◆ Your objective:
Pictures aside, return every line below exactly as written.

◆ Dataset items:

=== Section Start ===

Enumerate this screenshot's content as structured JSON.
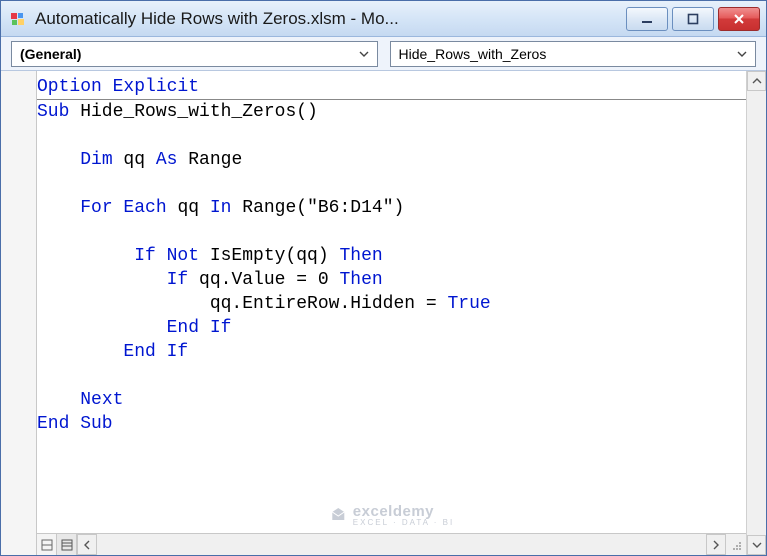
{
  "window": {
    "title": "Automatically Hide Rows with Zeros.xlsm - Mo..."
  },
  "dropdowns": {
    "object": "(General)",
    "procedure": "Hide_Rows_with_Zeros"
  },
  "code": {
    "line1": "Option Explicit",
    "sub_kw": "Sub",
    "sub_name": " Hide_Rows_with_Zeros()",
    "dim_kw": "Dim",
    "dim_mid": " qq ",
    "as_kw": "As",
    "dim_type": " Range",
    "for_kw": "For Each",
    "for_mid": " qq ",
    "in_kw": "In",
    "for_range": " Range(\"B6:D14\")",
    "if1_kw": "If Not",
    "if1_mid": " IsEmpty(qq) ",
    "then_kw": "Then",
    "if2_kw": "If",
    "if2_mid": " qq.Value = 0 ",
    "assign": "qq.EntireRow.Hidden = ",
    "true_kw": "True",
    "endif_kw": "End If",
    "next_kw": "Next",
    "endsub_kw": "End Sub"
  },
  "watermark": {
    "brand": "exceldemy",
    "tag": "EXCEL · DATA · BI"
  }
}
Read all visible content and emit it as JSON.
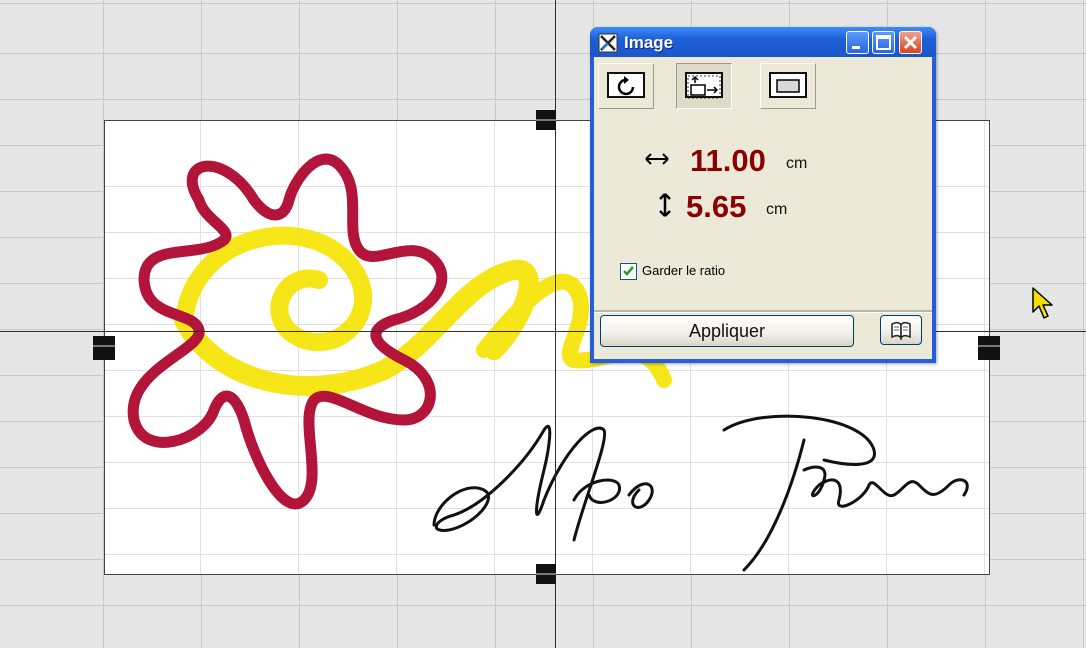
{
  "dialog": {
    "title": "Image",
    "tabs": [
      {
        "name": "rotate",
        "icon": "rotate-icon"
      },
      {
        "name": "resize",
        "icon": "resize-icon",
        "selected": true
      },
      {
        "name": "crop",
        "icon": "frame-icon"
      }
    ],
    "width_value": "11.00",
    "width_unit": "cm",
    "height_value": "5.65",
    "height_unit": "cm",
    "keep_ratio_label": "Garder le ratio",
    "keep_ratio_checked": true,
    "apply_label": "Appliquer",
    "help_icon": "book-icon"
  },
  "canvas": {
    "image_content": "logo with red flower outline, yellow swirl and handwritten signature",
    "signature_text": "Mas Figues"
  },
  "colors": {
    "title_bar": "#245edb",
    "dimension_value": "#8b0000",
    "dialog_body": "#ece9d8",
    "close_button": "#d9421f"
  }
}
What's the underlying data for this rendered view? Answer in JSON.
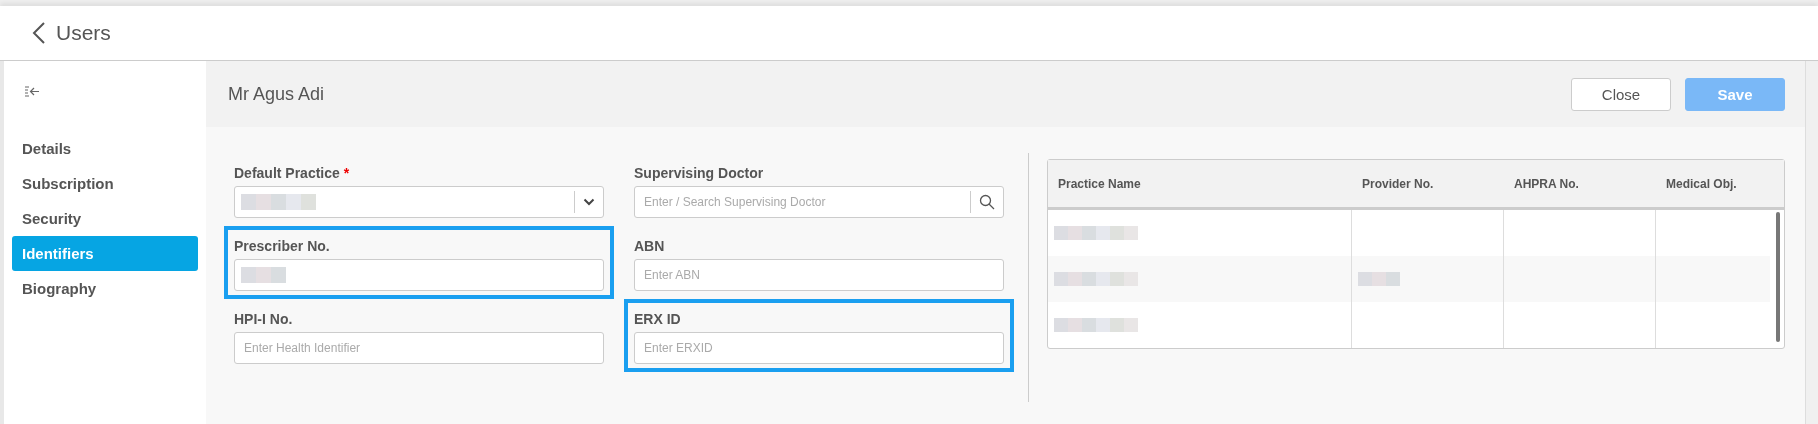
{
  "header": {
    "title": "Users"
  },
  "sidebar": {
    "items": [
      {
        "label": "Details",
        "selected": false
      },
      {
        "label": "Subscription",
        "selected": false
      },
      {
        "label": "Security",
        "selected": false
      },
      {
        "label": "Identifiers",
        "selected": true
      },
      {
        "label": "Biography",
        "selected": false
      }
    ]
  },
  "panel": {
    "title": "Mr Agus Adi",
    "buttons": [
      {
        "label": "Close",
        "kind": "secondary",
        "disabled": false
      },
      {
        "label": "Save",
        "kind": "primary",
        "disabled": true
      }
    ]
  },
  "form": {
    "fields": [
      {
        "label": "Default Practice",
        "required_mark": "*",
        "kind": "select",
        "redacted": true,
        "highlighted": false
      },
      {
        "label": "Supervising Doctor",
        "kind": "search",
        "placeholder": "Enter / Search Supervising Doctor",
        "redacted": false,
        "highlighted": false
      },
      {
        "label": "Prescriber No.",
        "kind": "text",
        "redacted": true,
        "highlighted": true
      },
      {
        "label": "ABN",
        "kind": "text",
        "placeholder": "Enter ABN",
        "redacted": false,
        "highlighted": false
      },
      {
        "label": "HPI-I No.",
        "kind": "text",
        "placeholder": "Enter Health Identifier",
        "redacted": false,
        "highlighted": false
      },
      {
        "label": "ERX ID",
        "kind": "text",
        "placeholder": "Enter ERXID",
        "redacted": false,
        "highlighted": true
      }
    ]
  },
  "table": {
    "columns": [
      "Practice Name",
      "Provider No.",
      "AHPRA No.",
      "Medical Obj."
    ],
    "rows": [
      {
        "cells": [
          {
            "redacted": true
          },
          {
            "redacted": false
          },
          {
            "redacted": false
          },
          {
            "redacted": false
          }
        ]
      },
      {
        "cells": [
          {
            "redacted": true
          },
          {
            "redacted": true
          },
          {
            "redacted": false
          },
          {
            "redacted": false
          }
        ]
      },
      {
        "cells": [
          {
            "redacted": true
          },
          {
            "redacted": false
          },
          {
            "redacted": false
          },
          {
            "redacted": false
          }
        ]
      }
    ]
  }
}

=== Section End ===

◆ Finished task:
Enumerate this screenshot's content as structured JSON.
{
  "window": {
    "title": "Automatically Hide Rows with Zeros.xlsm - Mo..."
  },
  "dropdowns": {
    "object": "(General)",
    "procedure": "Hide_Rows_with_Zeros"
  },
  "code": {
    "line1": "Option Explicit",
    "sub_kw": "Sub",
    "sub_name": " Hide_Rows_with_Zeros()",
    "dim_kw": "Dim",
    "dim_mid": " qq ",
    "as_kw": "As",
    "dim_type": " Range",
    "for_kw": "For Each",
    "for_mid": " qq ",
    "in_kw": "In",
    "for_range": " Range(\"B6:D14\")",
    "if1_kw": "If Not",
    "if1_mid": " IsEmpty(qq) ",
    "then_kw": "Then",
    "if2_kw": "If",
    "if2_mid": " qq.Value = 0 ",
    "assign": "qq.EntireRow.Hidden = ",
    "true_kw": "True",
    "endif_kw": "End If",
    "next_kw": "Next",
    "endsub_kw": "End Sub"
  },
  "watermark": {
    "brand": "exceldemy",
    "tag": "EXCEL · DATA · BI"
  }
}
Read all visible content and emit it as JSON.
{
  "dialog": {
    "title": "Image",
    "tabs": [
      {
        "name": "rotate",
        "icon": "rotate-icon"
      },
      {
        "name": "resize",
        "icon": "resize-icon",
        "selected": true
      },
      {
        "name": "crop",
        "icon": "frame-icon"
      }
    ],
    "width_value": "11.00",
    "width_unit": "cm",
    "height_value": "5.65",
    "height_unit": "cm",
    "keep_ratio_label": "Garder le ratio",
    "keep_ratio_checked": true,
    "apply_label": "Appliquer",
    "help_icon": "book-icon"
  },
  "canvas": {
    "image_content": "logo with red flower outline, yellow swirl and handwritten signature",
    "signature_text": "Mas Figues"
  },
  "colors": {
    "title_bar": "#245edb",
    "dimension_value": "#8b0000",
    "dialog_body": "#ece9d8",
    "close_button": "#d9421f"
  }
}
What's the underlying data for this rendered view? Answer in JSON.
{
  "header": {
    "title": "Users"
  },
  "sidebar": {
    "items": [
      {
        "label": "Details",
        "selected": false
      },
      {
        "label": "Subscription",
        "selected": false
      },
      {
        "label": "Security",
        "selected": false
      },
      {
        "label": "Identifiers",
        "selected": true
      },
      {
        "label": "Biography",
        "selected": false
      }
    ]
  },
  "panel": {
    "title": "Mr Agus Adi",
    "buttons": [
      {
        "label": "Close",
        "kind": "secondary",
        "disabled": false
      },
      {
        "label": "Save",
        "kind": "primary",
        "disabled": true
      }
    ]
  },
  "form": {
    "fields": [
      {
        "label": "Default Practice",
        "required_mark": "*",
        "kind": "select",
        "redacted": true,
        "highlighted": false
      },
      {
        "label": "Supervising Doctor",
        "kind": "search",
        "placeholder": "Enter / Search Supervising Doctor",
        "redacted": false,
        "highlighted": false
      },
      {
        "label": "Prescriber No.",
        "kind": "text",
        "redacted": true,
        "highlighted": true
      },
      {
        "label": "ABN",
        "kind": "text",
        "placeholder": "Enter ABN",
        "redacted": false,
        "highlighted": false
      },
      {
        "label": "HPI-I No.",
        "kind": "text",
        "placeholder": "Enter Health Identifier",
        "redacted": false,
        "highlighted": false
      },
      {
        "label": "ERX ID",
        "kind": "text",
        "placeholder": "Enter ERXID",
        "redacted": false,
        "highlighted": true
      }
    ]
  },
  "table": {
    "columns": [
      "Practice Name",
      "Provider No.",
      "AHPRA No.",
      "Medical Obj."
    ],
    "rows": [
      {
        "cells": [
          {
            "redacted": true
          },
          {
            "redacted": false
          },
          {
            "redacted": false
          },
          {
            "redacted": false
          }
        ]
      },
      {
        "cells": [
          {
            "redacted": true
          },
          {
            "redacted": true
          },
          {
            "redacted": false
          },
          {
            "redacted": false
          }
        ]
      },
      {
        "cells": [
          {
            "redacted": true
          },
          {
            "redacted": false
          },
          {
            "redacted": false
          },
          {
            "redacted": false
          }
        ]
      }
    ]
  }
}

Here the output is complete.